Just in case you were wondering why those textbooks of yours are so expensive.
Credit: Reddit / @schnit123
Pizza Tracker Scam
Domino's pizza tracker isn’t accurate. Employees can enter whatever they want on the computer to make your order appear at a different stage than it actually is.
Seriously, two weeks ago I ordered Dominos for the last time in my life. After 10 minutes it was “on delivery.”
45 minutes later I call and ask, “Hey, where’s my food?” The woman on the line put down the phone for 15 seconds (without muting it, I might add) and says, “Yeah, the driver just left.”
I call back another 45 minutes later, and a different person picks up. “Hey, I’ve been waiting over an hour and a half, where’s my pizza?”
“Oh! I’m so sorry! That driver was in an accident! We’re remaking it!”
Pizza arrives after 2 hours and 15 minutes.
“Hey, this ticket says the pizza was done 2 hours ago!”
Delivery guy: “Oh no, we put the time an hour back so they get out sooner!”
“My pizza is cold. It’s been 2 and a half hours since it said it was out for delivery two hours ago. I’m complaining to corporate and doing a charge back on my credit card.”

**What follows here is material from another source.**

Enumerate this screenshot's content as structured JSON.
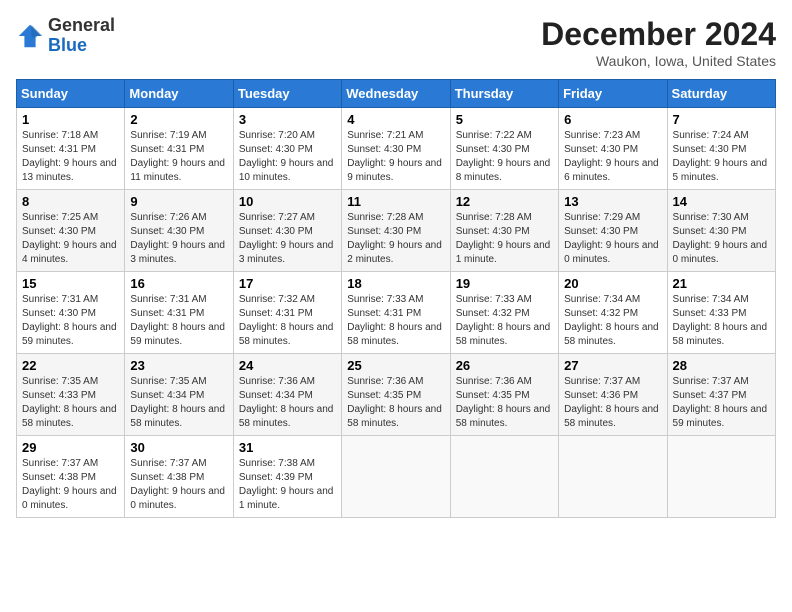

I call corporate as soon as they open, they tell me, “Yeah, we’ve had a lot of complaints about that location, thanks for the input.”
Credit: Reddit / @Felicity_Bad & @lemlemons